Danielle Smith is calling her meat tweet a mistake.

Over the weekend the Wildrose leader agreed with a suggestion that potentially tainted beef be served to the province’s “hungry.”

About 1 million pounds of beef from XL Foods was dumped in a landfill near Brooks on Sunday.

On Monday Smith admitted she shouldn’t have made the comment.

“If you can’t explain something in 140 characters, then you shouldn’t try to talk about it on Twitter. So I’ve learned a lesson there,” she said.

She also defended her stance insisting the disposal is a waste.

“There’s been a lack of communication and so I don’t think it’s well understood that we did have 5.5 million kilograms of meat that was certified by the CFIA as being cleared of E. coli. That was what we were talking about,” she stated.

The comments sparked discussions between many Albertans Sunday with people falling on both sides of the issue.

NDP leader Brian Mason took to twitter to announce his disgust at the suggestion.

“I'm appalled that a public official would suggest feeding tainted meet to ABans living in poverty,” he posted.

Hope Mission volunteer Brady Ciochetti told CTV Edmonton he was offended by the suggestion.

“Because she already knows it’s tainted,” he explained.

The Canadian Food Inspection Agency did confirm that there was a process to treat tainted beef.

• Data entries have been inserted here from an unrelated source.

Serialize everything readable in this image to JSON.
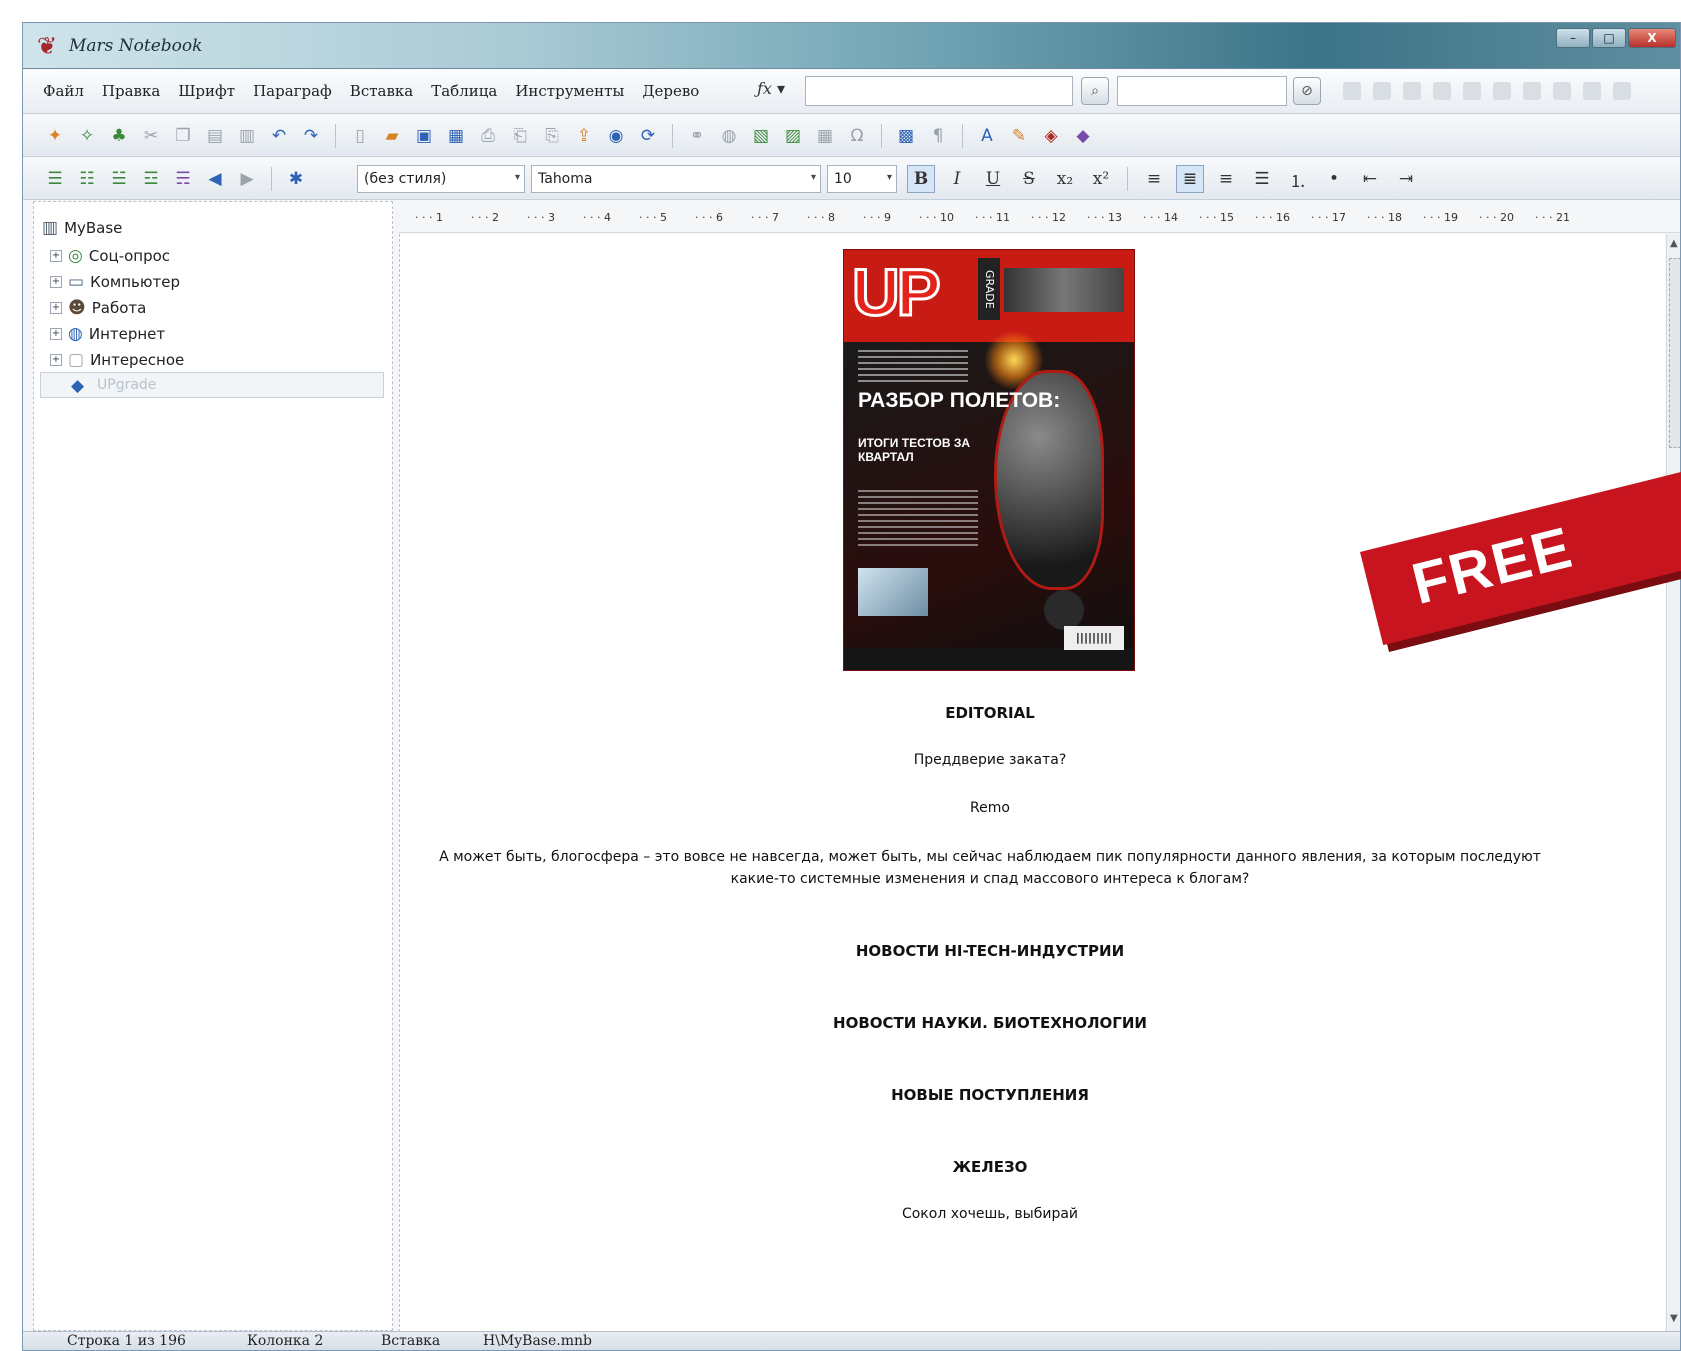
{
  "window": {
    "title": "Mars Notebook",
    "controls": {
      "minimize": "–",
      "maximize": "□",
      "close": "X"
    }
  },
  "menu": {
    "items": [
      "Файл",
      "Правка",
      "Шрифт",
      "Параграф",
      "Вставка",
      "Таблица",
      "Инструменты",
      "Дерево"
    ]
  },
  "search": {
    "label": "ƒx ▾"
  },
  "format_toolbar": {
    "style": "(без стиля)",
    "font": "Tahoma",
    "size": "10",
    "bold": "B",
    "italic": "I",
    "underline": "U",
    "strike": "S"
  },
  "tree": {
    "root": "MyBase",
    "items": [
      "Соц-опрос",
      "Компьютер",
      "Работа",
      "Интернет",
      "Интересное"
    ],
    "selected": "UPgrade"
  },
  "ruler": {
    "ticks": [
      "1",
      "2",
      "3",
      "4",
      "5",
      "6",
      "7",
      "8",
      "9",
      "10",
      "11",
      "12",
      "13",
      "14",
      "15",
      "16",
      "17",
      "18",
      "19",
      "20",
      "21"
    ]
  },
  "cover": {
    "logo": "UP",
    "logo_sub": "GRADE",
    "headline": "РАЗБОР ПОЛЕТОВ:",
    "headline_sub": "ИТОГИ ТЕСТОВ ЗА КВАРТАЛ"
  },
  "document": {
    "editorial": "EDITORIAL",
    "subtitle": "Преддверие заката?",
    "author": "Remo",
    "body": "А может быть, блогосфера – это вовсе не навсегда, может быть, мы сейчас наблюдаем пик популярности данного явления, за которым последуют какие-то системные изменения и спад массового интереса к блогам?",
    "news_hitech": "НОВОСТИ HI-TECH-ИНДУСТРИИ",
    "news_science": "НОВОСТИ НАУКИ. БИОТЕХНОЛОГИИ",
    "new_arrivals": "НОВЫЕ ПОСТУПЛЕНИЯ",
    "hardware": "ЖЕЛЕЗО",
    "choose": "Сокол хочешь, выбирай"
  },
  "banner": {
    "text": "FREE"
  },
  "status": {
    "line": "Строка 1 из 196",
    "column": "Колонка 2",
    "mode": "Вставка",
    "file": "Н\\MyBase.mnb"
  },
  "colors": {
    "accent_red": "#c8141e",
    "titlebar_dark": "#3c7387"
  }
}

“That high temperature treatment is an establish process for dealing with contaminated product and it ensures that all of the bacteria are destroyed,” CFIA spokesperson Lisa Gaultier told CTV Edmonton.

Either way, Smith said the main focus now needs to be on getting the plant to reopen.

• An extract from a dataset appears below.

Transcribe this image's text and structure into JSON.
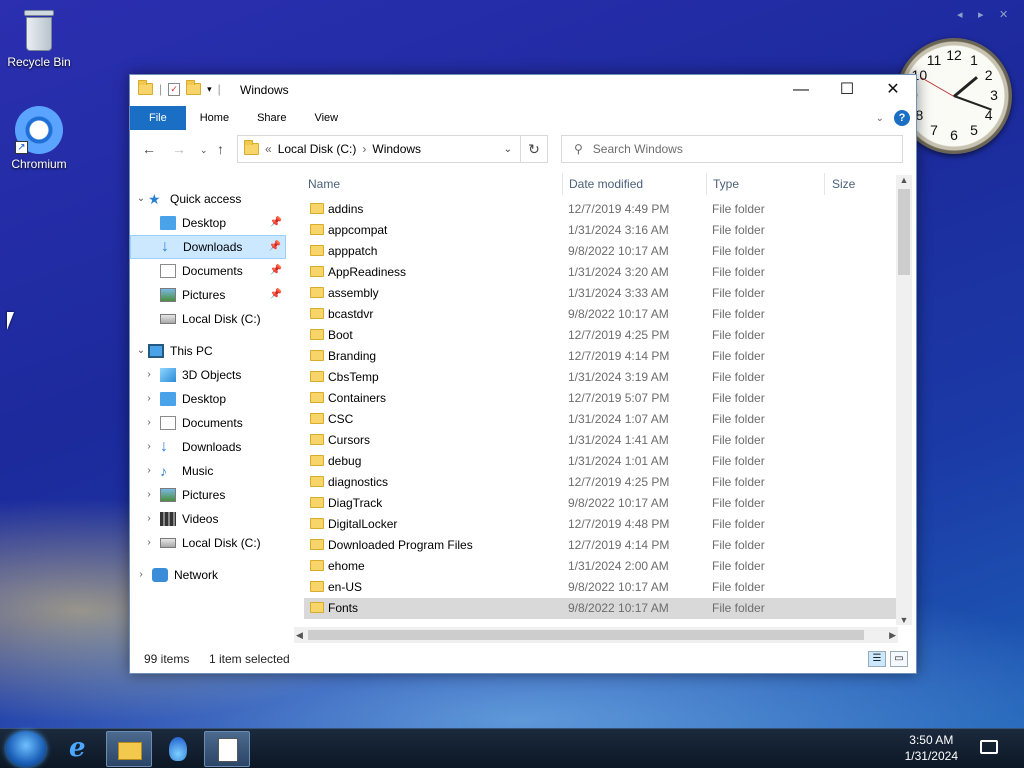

12 million pounds of recalled beef will be destroyed in total at the request of the company.

With files from Sean Amato